Subaru’s coupe, which will be sold online only, arrives in Australia just weeks after its near-identical twin, the Toyota 86.
The BRZ’s pricing doesn’t match the Toyota’s $29,990 RRP that stunned the motoring media in June, even after adding on-road charges, though unlike the 86 the Subaru comes in one rather than two trim levels.
Instead it sits between the GT and GTS variants of the Toyota 86 that cost about $34,200 and $39,900 drive-away depending on state.
"We've introduced a single, premium grade [for the BRZ]," says Subaru Australia's general manager of sales and marketing, Andrew Caie. "We won't try to beat Toyota on price."
The BRZ's standard equipment list does more closely mirror that of the range-topping GTS.
Features include auto on/off bi-xenon headlights, alloy pedals, dual-zone air-conditioning, cruise control, CD audio and Bluetooth, leather-wrapped and stitched steering wheel, handbrake and gearshift lever, sports seats, 17-inch alloy wheels, foglights and daytime running lights, trip computer, electric windows, engine start/stop button, limited-slip rear differential, seven airbags and electronic stability control.
There’s also a five-star independent safety rating from ANCAP.
Compared to the Toyota 86 GTS, and like the 86 GT, it misses out on satellite navigation with colour touch-screen and heated leather/Alcantara upholstery.
The Subaru BRZ also comes with free servicing for the first three years or 60,000km, saving $680 compared with the Toyota 86 (pictured above) that has capped-price servicing over the same period.
A six-speed manual gearbox is standard.
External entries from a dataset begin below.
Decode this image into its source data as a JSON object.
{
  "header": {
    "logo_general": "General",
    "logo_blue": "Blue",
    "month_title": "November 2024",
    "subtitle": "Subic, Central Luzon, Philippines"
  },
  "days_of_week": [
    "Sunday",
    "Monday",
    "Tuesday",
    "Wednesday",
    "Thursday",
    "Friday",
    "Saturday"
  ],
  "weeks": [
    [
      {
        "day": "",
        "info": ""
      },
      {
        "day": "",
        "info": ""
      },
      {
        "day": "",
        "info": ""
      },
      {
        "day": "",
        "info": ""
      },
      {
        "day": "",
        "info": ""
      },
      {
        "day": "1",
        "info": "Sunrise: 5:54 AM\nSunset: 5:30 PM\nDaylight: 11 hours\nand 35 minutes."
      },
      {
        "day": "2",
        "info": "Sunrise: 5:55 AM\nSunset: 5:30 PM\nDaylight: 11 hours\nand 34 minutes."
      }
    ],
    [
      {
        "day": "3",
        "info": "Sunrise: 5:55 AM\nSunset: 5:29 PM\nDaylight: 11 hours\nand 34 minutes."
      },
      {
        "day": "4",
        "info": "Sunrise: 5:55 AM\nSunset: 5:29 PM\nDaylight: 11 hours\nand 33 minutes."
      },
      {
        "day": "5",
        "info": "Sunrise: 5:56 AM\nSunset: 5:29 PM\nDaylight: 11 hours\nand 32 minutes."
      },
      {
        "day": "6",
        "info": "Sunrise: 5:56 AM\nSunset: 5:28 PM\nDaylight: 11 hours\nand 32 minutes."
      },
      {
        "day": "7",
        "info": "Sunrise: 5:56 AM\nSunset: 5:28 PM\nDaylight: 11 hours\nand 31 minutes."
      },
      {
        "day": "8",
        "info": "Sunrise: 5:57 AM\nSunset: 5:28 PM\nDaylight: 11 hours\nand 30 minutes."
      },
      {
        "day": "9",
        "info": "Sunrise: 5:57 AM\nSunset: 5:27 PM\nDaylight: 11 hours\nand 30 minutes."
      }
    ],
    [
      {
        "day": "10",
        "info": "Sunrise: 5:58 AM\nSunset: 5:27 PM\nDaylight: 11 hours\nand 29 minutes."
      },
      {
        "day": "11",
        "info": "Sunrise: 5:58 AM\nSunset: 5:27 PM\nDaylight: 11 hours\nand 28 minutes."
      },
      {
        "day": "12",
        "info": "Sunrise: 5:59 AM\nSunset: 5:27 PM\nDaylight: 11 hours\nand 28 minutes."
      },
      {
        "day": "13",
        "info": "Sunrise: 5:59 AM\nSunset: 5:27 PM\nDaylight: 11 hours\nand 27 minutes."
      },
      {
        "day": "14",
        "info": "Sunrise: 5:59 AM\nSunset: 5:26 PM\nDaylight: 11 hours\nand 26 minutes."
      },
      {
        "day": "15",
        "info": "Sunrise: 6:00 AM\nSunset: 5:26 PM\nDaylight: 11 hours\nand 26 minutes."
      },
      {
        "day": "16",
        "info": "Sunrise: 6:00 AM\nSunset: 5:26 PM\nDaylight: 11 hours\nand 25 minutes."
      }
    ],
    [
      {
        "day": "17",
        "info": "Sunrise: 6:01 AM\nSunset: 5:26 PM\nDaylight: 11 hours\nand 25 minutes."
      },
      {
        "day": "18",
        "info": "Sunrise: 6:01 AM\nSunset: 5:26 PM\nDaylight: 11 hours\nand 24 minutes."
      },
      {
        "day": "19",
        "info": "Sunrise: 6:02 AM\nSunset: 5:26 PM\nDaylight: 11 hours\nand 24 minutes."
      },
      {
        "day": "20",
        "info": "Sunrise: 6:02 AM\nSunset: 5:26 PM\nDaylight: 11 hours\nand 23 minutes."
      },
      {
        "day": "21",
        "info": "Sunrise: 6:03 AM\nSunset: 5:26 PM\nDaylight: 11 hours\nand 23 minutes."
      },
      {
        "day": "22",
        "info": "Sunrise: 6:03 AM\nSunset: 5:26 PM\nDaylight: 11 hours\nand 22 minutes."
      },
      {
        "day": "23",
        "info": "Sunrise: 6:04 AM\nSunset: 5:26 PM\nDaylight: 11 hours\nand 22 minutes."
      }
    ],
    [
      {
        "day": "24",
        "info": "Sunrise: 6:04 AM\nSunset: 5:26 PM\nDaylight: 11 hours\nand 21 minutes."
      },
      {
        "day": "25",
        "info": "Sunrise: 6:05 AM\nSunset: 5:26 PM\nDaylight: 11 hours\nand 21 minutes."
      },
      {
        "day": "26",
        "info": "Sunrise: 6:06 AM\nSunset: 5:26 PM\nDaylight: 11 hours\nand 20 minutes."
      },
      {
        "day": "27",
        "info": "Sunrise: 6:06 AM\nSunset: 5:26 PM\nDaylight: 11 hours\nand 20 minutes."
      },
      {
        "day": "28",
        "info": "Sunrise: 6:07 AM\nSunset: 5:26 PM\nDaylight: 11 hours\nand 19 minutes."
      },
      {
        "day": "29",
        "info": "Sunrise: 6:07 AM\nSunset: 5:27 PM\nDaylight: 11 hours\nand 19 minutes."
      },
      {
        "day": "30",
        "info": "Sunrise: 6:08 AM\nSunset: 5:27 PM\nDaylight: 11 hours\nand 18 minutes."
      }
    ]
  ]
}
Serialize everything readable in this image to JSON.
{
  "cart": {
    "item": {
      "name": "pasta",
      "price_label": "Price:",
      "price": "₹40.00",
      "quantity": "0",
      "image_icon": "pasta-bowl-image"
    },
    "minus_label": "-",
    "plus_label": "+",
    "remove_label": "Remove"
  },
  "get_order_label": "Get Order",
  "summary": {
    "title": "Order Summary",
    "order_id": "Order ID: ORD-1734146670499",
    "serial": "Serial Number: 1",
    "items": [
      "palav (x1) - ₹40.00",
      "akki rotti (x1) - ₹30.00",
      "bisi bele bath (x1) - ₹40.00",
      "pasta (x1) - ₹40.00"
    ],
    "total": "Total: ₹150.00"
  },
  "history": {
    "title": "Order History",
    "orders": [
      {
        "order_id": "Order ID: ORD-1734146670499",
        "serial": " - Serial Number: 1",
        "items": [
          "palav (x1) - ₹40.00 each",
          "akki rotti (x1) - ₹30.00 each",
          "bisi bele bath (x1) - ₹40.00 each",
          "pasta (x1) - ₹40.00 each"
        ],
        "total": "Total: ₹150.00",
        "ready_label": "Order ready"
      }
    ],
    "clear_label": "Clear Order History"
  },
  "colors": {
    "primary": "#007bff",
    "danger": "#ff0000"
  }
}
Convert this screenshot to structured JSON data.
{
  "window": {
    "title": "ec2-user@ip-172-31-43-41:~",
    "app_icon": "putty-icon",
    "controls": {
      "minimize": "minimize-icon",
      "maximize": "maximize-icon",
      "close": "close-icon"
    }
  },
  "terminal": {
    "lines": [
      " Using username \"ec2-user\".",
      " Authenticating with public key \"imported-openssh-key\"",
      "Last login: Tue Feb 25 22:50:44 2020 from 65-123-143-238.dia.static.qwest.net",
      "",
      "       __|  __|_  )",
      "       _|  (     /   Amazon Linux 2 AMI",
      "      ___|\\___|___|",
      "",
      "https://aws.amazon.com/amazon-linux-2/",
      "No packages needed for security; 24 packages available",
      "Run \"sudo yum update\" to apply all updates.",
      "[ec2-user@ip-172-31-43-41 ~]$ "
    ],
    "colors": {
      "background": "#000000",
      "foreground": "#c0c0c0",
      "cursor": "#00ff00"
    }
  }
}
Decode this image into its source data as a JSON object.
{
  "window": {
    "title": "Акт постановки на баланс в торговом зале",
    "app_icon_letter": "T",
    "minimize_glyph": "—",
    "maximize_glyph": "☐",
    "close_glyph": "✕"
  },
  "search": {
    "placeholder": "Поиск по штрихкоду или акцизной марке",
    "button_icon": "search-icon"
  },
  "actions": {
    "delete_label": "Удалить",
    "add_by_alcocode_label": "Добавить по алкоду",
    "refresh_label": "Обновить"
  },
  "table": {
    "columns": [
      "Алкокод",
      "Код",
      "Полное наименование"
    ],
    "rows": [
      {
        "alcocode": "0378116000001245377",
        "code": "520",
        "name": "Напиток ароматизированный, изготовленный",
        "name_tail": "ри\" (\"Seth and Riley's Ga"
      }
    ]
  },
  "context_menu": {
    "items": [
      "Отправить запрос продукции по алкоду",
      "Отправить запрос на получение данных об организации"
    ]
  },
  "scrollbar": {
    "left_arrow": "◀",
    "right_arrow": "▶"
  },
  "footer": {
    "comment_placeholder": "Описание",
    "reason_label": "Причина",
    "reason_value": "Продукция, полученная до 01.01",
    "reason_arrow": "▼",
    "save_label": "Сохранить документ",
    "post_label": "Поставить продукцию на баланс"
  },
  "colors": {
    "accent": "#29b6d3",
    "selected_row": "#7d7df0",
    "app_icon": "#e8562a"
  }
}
The drive-away price for the alternative six-speed auto version is $39,730.
Both are mated to a direct fuel injection 2.0-litre four-cylinder ‘Boxer’ engine with 147kW of power at 7000rpm and 205Nm of torque at 6600rpm.
Subaru quotes 7.6 seconds for the 0-100km/h sprint – or 8.2sec for the auto BRZ.
While the auto version is slower, it at least uses less fuel – 7.1 litres per 100km versus 7.8L/100km. Subaru recommends owners use 98 RON premium unleaded, with 95 premium as minimum.
The Subaru BRZ is a low and compact coupe, measuring just 4240mm long (a fraction longer than a Volkswagen Golf) and 1245mm tall.
It weights 1256kg in manual form; 1278kg in auto guise.
Seven exterior colours are available: white, blue, silver, dark grey, red, black and Subaru's exclusive world rallying blue.
Supply for 2012 is limited. Subaru says only about 80-120 BRZ models will be available once the online buying tool goes live on Monday. The company says it has 28 firm orders already and about 60 dealers will receive a demonstrator model.
Subaru Australia believes it could sell up to 50 BRZs per month and admits it is frustrating not to have more.
Both the 86 and BRZ are being built at Subaru's Gunma plant in Japan but with a ratio of 8 to 1 in favour of the Toyota.
"The allocation [of production] was decided between Toyota and Subaru," says Subaru Australia boss Nick Senior. "Ours is 201. We were dealt a hand and that's it."
When asked why people might choose a BRZ over the 86, Senior admitted the cars had few differences but said he believed sports car customers will appreciate the fact the BRZ is built by Subaru.
"At the end of the day customers will make up their own mind whether they will buy the Toyota or Subaru," he says. "But because we build it we think that could be a tipping point [for the buyer to opt for the BRZ]."